There is a case to be made for an India-led initiative in the Indo-Pacific that displays greater commitment to upholding international law than to ‘inclusivity’ as well as willingness to take on a wider ambit of regional responsibilities in the security and political domains
How Indian and Indonesian leaders promote and support true federalism, equality in inter-ethnic relations, religious freedoms and civil and political rights as well as manage class differences and conflict at home will have consequences for China
Beijing is trying to keep ASEAN a divided house over the South China Sea issue by employing a mix of diplomacy and economic engagement.
If “much of the history of the 21st century will be written in Asia”, then New Delhi will need to find the energy and resources to focus not just on its troubled western frontiers but also on its sprawling and diverse eastern neighbourhood.
The decline of Western dominance, symbolized by the financial crisis in 2008 and the rise of emerging actors such as China, India and Brazil, will fundamentally change the way decisions are made at the international level.
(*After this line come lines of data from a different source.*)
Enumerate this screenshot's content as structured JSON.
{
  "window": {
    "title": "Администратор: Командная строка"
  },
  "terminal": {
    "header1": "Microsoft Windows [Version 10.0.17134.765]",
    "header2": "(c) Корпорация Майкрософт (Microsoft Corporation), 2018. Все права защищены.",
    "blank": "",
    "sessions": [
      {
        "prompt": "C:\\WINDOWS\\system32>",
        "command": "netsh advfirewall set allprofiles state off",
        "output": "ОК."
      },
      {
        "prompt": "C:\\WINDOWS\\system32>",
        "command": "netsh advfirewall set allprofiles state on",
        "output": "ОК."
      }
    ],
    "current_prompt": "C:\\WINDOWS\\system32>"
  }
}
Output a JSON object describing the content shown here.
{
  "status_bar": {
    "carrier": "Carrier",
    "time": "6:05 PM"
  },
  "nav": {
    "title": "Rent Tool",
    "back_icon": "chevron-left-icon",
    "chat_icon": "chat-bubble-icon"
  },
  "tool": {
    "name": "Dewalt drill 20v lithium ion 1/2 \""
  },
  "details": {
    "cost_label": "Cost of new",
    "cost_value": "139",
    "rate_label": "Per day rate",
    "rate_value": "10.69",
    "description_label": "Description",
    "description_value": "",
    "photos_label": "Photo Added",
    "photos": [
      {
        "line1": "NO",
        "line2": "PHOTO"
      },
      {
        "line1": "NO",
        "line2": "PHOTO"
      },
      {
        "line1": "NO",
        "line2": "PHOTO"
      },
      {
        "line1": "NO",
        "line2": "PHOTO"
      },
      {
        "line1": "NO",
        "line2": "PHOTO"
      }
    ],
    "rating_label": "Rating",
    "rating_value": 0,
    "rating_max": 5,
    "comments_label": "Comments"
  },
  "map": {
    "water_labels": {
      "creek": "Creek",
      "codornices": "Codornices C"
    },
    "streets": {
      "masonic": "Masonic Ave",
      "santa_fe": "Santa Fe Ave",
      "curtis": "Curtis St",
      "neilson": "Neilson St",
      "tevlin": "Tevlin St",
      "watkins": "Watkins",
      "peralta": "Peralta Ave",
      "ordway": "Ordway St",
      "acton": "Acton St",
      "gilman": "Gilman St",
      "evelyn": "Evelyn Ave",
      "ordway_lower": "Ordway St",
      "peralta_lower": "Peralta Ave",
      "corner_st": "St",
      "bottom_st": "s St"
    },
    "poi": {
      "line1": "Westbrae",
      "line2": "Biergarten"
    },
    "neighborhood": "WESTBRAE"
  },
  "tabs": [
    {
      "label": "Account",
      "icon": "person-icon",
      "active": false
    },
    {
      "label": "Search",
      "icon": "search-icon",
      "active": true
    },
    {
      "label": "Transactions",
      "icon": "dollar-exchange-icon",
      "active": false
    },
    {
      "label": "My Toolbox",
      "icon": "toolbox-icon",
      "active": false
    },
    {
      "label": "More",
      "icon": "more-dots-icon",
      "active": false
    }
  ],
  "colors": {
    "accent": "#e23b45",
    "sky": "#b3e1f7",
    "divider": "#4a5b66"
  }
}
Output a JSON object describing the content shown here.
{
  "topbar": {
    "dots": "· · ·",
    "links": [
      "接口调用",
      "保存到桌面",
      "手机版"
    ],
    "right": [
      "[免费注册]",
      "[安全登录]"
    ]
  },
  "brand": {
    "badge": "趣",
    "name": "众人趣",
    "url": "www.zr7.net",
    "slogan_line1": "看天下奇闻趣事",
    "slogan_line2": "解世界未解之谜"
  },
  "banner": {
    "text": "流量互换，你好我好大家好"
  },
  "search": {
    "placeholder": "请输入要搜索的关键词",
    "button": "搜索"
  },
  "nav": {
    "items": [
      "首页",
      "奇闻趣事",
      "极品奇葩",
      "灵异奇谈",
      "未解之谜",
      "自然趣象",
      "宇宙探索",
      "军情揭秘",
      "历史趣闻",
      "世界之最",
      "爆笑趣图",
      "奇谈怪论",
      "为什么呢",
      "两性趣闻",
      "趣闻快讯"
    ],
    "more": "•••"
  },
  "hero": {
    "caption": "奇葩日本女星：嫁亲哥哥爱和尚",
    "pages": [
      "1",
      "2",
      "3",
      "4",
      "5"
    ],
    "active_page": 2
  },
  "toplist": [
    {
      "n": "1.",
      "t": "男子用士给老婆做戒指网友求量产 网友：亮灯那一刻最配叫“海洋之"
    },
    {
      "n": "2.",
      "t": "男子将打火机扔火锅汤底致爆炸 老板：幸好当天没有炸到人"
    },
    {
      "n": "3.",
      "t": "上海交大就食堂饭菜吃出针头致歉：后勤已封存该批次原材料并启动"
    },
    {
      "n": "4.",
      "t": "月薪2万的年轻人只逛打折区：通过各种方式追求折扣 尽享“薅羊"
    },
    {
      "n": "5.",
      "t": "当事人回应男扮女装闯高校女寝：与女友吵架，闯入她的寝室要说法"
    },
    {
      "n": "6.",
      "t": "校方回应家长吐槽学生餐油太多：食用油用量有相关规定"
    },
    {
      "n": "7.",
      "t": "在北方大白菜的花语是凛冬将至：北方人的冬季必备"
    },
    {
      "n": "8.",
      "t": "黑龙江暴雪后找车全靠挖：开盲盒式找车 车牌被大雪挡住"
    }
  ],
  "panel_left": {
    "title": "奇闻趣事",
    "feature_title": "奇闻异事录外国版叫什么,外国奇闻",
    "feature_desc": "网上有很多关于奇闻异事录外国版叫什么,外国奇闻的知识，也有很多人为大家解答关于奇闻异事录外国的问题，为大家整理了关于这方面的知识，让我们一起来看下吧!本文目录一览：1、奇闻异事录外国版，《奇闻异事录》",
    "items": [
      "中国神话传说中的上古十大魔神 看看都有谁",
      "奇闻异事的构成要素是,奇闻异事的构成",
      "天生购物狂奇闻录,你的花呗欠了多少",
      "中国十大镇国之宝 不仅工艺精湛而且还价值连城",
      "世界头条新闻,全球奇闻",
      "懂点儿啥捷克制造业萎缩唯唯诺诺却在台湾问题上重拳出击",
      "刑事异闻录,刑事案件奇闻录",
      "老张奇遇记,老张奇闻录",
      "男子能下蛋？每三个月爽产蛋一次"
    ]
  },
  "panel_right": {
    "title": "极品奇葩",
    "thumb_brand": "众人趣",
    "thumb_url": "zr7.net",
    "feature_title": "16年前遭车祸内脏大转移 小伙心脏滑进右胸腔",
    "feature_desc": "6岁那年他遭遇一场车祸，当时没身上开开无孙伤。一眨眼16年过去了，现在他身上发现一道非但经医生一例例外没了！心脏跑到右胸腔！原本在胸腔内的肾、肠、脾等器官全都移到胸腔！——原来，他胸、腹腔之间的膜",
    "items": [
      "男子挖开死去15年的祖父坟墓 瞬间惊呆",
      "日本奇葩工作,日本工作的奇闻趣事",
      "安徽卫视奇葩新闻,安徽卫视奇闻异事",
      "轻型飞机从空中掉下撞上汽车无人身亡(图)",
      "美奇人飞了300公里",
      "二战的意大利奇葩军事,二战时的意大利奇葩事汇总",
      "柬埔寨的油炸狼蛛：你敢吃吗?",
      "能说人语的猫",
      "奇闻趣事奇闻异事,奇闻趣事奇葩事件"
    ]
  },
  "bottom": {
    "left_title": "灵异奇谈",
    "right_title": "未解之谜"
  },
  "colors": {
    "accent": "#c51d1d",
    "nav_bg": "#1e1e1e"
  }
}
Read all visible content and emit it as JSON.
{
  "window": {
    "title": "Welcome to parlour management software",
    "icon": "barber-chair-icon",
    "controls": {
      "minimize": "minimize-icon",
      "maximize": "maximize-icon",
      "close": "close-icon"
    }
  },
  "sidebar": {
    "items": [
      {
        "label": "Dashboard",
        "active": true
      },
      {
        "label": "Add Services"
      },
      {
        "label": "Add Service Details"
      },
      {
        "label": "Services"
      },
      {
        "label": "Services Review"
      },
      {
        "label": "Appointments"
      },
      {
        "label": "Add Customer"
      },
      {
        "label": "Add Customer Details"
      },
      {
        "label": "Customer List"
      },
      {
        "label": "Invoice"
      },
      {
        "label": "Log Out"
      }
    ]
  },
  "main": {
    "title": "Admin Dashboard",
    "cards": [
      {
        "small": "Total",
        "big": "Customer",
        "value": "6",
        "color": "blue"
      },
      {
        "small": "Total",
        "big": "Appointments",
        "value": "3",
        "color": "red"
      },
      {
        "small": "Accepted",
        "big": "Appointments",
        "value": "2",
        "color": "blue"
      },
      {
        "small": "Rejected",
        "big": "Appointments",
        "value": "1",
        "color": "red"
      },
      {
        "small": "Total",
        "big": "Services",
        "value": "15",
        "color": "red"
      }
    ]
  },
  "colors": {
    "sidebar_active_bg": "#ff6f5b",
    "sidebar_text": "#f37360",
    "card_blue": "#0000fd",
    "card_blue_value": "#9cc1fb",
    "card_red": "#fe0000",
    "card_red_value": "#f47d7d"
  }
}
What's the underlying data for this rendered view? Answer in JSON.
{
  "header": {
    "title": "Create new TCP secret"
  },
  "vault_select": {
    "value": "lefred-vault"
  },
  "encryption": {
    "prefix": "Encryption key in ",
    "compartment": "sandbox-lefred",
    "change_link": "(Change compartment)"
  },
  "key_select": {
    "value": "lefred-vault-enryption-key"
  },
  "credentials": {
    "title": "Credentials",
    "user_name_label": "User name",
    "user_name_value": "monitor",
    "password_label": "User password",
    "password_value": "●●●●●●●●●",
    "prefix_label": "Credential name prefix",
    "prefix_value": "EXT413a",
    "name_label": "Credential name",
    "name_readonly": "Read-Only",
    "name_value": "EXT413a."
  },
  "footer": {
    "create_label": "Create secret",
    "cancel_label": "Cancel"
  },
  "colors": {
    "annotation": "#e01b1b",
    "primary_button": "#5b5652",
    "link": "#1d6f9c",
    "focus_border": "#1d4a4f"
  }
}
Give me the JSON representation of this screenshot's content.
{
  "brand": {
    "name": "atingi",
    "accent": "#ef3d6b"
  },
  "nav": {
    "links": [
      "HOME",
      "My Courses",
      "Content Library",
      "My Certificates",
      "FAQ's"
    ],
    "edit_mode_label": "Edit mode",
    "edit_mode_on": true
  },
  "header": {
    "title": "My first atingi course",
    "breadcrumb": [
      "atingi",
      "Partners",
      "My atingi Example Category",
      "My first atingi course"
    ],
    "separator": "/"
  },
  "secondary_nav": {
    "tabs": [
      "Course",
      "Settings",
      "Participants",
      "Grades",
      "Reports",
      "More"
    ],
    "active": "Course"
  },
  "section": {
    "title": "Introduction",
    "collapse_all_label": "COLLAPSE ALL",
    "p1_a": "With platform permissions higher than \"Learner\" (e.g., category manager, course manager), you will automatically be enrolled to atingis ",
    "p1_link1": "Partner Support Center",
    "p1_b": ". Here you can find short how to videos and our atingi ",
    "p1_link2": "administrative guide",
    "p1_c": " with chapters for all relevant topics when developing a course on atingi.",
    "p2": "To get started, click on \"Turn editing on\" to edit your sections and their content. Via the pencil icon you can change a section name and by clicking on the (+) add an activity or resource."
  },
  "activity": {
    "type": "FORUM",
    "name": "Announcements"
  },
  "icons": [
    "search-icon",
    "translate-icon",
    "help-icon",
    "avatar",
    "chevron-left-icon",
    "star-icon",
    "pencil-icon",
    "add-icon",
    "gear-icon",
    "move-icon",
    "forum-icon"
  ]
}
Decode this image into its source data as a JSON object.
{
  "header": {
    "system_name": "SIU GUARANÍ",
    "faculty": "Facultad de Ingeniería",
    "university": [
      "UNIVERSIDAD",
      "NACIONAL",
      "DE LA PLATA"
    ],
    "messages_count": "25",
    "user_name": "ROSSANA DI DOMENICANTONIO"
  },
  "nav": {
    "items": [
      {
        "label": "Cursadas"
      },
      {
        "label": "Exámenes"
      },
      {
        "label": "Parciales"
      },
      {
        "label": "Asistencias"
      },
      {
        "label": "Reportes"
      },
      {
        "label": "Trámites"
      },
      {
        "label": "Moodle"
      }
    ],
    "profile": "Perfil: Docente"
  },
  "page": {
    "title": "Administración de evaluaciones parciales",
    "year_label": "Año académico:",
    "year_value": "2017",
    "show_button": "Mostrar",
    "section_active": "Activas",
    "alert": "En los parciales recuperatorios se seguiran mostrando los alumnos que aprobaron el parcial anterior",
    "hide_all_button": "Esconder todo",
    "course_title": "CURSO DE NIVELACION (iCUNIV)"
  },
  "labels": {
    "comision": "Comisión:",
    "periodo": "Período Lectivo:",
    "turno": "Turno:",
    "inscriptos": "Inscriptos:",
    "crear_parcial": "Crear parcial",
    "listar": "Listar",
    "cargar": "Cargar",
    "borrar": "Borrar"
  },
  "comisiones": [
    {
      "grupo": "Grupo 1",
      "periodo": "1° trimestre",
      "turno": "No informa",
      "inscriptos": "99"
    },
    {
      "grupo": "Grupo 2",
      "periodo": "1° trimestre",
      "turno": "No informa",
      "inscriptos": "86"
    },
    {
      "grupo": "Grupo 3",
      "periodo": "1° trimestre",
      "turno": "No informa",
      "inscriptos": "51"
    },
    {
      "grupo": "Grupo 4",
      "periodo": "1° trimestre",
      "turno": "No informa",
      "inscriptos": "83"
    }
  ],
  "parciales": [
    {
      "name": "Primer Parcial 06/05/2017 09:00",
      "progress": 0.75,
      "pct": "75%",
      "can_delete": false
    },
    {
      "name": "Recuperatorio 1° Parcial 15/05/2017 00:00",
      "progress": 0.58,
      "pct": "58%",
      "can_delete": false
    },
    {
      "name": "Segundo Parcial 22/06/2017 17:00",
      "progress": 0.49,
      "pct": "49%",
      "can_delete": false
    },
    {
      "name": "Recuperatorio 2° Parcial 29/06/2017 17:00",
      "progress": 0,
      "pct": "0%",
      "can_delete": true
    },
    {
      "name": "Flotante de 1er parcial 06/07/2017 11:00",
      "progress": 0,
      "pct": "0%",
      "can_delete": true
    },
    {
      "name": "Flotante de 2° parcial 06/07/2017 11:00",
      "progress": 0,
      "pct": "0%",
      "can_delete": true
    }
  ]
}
Apart from changing the way decisions are made, the rise of non-established powers such as India and Brazil on the one hand and China on the other, will also have an impact on the international discourse on political values and systems of governance.